The cushy gel-cream combines two types of retinol: the pure and potent OG, and a gentler microencapsulated version called Tagravit R1, which the company’s founder, Francesco Clark, likens to “an on-demand technology that increases the retinol’s potency and efficacy.” As Dobos explains, “The retinol is only released when rubbed into the skin;” the encapsulation keeps the notoriously unstable vitamin fresh and protected up until that moment. Colloidal oatmeal, a natural anti-irritant, counters any inflammatory effects the retinol may have, adds Clark, and the gel-cream base enhances absorption. Our intrepid tester alternated between Clark’s and prescription Retin-A — with zero redness or stinging — and reported looking “super glowy and dewy” every morning after treatment. $98 (Shop Now)

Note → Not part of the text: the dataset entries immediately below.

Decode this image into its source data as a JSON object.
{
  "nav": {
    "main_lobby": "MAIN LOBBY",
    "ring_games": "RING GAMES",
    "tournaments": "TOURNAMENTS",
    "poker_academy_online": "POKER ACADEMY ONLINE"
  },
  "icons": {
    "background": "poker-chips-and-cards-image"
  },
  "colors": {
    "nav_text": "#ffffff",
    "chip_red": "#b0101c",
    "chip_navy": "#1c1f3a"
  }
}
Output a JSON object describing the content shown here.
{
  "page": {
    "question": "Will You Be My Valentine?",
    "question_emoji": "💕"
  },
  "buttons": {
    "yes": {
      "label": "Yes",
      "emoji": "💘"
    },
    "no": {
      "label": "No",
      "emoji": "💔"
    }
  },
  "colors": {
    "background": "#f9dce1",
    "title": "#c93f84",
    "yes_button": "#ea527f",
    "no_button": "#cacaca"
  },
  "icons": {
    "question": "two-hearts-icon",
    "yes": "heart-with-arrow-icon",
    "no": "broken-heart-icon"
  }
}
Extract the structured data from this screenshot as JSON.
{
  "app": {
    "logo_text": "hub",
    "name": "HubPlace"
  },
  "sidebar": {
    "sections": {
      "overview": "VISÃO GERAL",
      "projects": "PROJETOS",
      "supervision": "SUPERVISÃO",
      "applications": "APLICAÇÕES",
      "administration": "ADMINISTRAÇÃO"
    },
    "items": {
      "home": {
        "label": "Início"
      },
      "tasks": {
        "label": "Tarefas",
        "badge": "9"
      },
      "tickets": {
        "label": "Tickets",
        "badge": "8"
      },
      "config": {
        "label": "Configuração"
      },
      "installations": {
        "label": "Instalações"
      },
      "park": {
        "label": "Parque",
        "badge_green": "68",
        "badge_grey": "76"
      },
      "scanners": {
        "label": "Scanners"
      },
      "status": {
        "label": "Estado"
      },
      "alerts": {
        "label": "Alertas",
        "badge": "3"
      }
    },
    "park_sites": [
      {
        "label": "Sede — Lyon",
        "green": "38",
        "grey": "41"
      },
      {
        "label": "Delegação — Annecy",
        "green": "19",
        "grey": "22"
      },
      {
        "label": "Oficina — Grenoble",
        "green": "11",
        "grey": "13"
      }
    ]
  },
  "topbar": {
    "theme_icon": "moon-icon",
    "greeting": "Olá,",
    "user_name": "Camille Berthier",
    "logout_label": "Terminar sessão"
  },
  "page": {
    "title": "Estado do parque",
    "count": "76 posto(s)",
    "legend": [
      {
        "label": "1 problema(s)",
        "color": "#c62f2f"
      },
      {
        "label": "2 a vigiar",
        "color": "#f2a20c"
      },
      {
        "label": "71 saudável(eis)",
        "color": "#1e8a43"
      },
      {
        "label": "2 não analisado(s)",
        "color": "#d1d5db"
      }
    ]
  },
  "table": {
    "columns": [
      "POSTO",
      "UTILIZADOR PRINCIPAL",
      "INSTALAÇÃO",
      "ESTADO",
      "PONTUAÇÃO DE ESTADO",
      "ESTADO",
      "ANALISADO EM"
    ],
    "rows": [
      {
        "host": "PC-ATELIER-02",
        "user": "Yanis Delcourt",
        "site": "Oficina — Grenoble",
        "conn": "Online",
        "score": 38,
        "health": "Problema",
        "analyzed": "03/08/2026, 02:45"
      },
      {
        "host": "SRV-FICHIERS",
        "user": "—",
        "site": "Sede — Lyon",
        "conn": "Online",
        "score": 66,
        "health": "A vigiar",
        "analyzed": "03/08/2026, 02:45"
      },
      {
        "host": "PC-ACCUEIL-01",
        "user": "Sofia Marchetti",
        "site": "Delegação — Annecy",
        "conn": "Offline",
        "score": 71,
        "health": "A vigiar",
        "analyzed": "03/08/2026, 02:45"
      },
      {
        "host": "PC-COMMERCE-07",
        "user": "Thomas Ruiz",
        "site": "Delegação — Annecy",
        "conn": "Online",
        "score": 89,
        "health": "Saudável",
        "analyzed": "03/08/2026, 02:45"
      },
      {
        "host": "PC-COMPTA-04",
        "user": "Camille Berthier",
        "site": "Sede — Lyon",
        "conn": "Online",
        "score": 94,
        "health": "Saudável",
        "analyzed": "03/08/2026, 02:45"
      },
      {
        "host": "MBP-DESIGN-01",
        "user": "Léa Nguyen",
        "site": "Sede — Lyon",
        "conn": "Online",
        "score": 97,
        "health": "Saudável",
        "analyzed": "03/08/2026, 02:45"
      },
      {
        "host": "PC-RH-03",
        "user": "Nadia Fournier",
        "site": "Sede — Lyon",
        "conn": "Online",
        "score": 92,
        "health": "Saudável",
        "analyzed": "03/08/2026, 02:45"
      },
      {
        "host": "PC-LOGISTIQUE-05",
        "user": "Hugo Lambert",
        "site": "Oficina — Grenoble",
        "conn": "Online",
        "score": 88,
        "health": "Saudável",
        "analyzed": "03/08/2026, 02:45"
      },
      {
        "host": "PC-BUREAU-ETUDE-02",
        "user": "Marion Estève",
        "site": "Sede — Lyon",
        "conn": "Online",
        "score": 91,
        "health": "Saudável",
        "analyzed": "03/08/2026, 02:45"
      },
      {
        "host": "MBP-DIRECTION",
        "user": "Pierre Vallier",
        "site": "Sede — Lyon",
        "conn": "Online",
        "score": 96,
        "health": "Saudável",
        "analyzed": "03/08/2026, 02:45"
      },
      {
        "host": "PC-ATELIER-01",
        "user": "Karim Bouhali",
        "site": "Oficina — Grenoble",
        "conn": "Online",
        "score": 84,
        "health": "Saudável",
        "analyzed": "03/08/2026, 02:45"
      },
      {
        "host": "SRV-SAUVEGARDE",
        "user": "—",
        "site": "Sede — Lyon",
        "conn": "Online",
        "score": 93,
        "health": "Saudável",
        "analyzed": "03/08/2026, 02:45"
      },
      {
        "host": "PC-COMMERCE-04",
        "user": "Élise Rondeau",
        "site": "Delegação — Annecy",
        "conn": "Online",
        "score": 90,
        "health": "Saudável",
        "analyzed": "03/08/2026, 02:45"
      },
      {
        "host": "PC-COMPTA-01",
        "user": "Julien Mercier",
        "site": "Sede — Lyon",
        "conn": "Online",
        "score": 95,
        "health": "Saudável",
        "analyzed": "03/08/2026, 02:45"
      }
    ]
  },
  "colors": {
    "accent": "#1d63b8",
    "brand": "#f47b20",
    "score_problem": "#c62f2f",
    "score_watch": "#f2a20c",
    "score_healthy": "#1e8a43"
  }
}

Ever Overnight Facial Cellular Renewal Oil
We love a good antioxidant face oil — in fact, we usually smooth one over our retinoid to soothe and hydrate skin and fight any free radicals that may creep up in the night. So this silky potion essentially saves us a step. Omega-3 fatty acids shore up the skin’s moisture barrier, boosting its resiliency, while firming peptides support retinol’s efforts on the wrinkle-fighting front.
$88 (Shop Now)
SkinBetter Science AlphaRet Overnight Cream
This Best of Beauty winner has served as a gateway retinoid for more friends and colleagues than we can count. The brand invented its own molecule by combining the retinoid vitamin A with lactic acid, a moisturizing form of the exfoliant AHA. Using double-conjugated bonds to create the molecule AlphaRet, they were able to allow for a gradual release of both the retinoid and the lactic acid into the skin, helping to counter irritation. “Because it takes time for the body to break down [this hybrid molecule], the skin doesn’t feel the actives as much,” says cosmetic chemist Ni’Kita Wilson. (Built-in soothers, like ceramides, squalane, and bisabolol, help keep the peace.) What’s more, by dissolving dull surface cells, the lactic acid begins brightening skin after only a night or two, so “you get both the instant boost of exfoliation plus the long-term repair from the retinoic acid,” she adds. In a company-funded 12-week clinical study, the cream improved fine lines, pigmentation, and pore size as effectively as .025 percent tretinoin, and worked better than a 1 percent retinol cream while stirring up less irritation.
$125 (Shop Now)
Murad Retinol Youth Renewal Night Cream
Ideal for thirstier skin types, this rich, lightly scented cream hydrates with shea butter, squalane, and a pack of fatty alcohols. Suspended in the mix are retinol and the vitamin-A derivative retinyl propionate. “This form is less efficacious than retinol,” says Wilson. “But by pairing the two, you get the almost-instant hit of the retinol along with the longer-term action of the retinyl propionate. This combination should help reduce irritation and dryness.”
$82 (Shop Now)
Verso Night Cream
A fascinating fact about this antioxidant-enriched cream: Its fan base comprises folks of all skin types — oily, prickly, dry, pimple-prone, young, not-so-young, you name it. While its star ingredient, retinyl retinoate, is less fierce than retinol, one study found it to be more effective at stimulating hyaluronan production than both retinol and retinoic acid. “Hyaluronan helps retain water in our cells and is involved in cell division and migration,” says Wilson. Ramping up your supply can not only abet vitamin A’s brightening actions, but also increase skin’s tolerance and offset any desiccating side effects.
$110 (Shop Now)
Pestle & Mortar Superstar Retinol Night Oil
We generally loathe hyperbolic product names, but this oil may just have the creds to back it up. Here again, you’ll find hydroxypinacolone retinoate (HPR), a next-level ester of retinoic acid — this time, suspended in cold-pressed organic oils, which are ameliorative and fragrance-free, and impart the prettiest sheen. You’ll also spy retinyl palmitate on the ingredient list. While many pros dismiss it as a do-nothing derivative that’s too far back in the conversion chain to deliver a usable amount of vitamin A, the company claims it serves to boost the HPR, making it work even better. And according to Dobos, “Combining retinyl palmitate with a lower level of retinol — or, in this case, HPR — may actually improve tolerance for those with sensitive skin.”
$109 (Shop Now)